*WHAT NEEDS TO BE DONE*. Below are some entries. Copy each line that holds the string "date".
*-*-*
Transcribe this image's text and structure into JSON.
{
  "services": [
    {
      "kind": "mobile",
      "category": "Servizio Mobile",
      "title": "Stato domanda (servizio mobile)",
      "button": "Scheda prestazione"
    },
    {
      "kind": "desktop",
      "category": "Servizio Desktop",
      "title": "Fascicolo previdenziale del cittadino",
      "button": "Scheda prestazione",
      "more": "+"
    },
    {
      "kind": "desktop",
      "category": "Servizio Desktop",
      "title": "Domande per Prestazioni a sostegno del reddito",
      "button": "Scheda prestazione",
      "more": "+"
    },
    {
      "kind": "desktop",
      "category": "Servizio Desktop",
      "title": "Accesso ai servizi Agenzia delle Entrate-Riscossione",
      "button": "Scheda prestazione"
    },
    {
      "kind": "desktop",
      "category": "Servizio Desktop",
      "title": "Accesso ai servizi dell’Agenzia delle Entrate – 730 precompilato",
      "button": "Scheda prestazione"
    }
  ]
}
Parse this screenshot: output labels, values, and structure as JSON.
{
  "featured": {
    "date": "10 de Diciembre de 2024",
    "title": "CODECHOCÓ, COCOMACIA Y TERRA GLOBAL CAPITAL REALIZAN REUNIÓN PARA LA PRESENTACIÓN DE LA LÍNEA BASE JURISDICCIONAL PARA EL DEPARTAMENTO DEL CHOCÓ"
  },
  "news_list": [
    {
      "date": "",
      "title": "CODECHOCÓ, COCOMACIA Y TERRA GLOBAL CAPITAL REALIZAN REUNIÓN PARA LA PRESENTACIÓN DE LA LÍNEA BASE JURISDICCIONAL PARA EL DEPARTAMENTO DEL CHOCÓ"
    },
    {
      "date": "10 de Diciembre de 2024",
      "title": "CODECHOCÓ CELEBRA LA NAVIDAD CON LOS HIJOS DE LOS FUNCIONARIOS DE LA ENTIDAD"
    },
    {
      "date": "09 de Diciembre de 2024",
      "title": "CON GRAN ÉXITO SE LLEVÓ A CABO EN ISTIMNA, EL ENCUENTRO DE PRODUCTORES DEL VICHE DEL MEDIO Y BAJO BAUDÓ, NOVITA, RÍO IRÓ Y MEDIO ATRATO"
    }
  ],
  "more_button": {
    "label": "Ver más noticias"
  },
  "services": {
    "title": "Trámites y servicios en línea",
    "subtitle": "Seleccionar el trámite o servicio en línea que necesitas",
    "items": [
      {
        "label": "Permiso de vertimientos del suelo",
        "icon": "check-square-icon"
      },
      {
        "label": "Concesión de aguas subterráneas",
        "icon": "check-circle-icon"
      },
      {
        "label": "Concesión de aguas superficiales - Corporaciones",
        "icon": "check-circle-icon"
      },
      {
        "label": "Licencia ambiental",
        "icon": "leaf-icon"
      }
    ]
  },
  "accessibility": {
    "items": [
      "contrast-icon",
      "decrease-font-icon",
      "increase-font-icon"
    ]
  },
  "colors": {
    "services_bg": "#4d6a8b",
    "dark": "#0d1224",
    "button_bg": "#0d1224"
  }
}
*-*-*
*RESULT*.
    "date": "10 de Diciembre de 2024",
      "date": "",
      "date": "10 de Diciembre de 2024",
      "date": "09 de Diciembre de 2024",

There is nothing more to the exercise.